[What you are asked to do]
Which lines in the records below mention the word "documento"? Copy each one out.

====== Recorded data ======

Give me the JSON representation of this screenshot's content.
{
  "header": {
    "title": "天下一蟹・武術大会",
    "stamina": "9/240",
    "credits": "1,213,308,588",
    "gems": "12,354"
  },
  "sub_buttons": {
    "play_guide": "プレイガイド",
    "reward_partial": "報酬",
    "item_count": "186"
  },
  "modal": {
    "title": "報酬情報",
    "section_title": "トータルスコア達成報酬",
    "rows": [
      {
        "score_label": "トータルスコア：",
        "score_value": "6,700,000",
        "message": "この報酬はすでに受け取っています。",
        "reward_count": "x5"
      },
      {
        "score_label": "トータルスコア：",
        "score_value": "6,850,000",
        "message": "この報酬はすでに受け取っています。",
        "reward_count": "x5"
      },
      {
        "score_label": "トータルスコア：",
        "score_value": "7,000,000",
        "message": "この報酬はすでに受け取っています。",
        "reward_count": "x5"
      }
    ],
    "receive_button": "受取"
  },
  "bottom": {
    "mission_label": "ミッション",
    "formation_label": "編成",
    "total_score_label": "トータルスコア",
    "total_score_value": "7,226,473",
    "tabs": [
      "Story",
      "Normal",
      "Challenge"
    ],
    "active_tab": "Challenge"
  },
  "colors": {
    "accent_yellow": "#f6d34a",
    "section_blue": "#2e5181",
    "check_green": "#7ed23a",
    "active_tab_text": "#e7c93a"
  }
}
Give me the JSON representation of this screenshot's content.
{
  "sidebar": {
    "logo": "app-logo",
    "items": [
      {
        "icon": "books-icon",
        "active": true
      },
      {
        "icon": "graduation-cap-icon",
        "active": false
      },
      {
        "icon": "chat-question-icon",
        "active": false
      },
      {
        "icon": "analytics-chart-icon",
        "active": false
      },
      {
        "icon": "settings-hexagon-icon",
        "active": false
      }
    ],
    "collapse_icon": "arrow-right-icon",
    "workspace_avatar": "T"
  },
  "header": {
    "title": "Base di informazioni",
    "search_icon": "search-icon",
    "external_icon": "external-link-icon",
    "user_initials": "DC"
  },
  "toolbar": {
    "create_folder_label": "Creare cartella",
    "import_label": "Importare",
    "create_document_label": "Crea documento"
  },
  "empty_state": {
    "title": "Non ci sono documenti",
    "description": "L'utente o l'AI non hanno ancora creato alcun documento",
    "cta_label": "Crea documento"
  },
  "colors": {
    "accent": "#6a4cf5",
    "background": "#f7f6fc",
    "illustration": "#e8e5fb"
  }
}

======

[Answer to the exercise]
    "create_document_label": "Crea documento"
    "description": "L'utente o l'AI non hanno ancora creato alcun documento",
    "cta_label": "Crea documento"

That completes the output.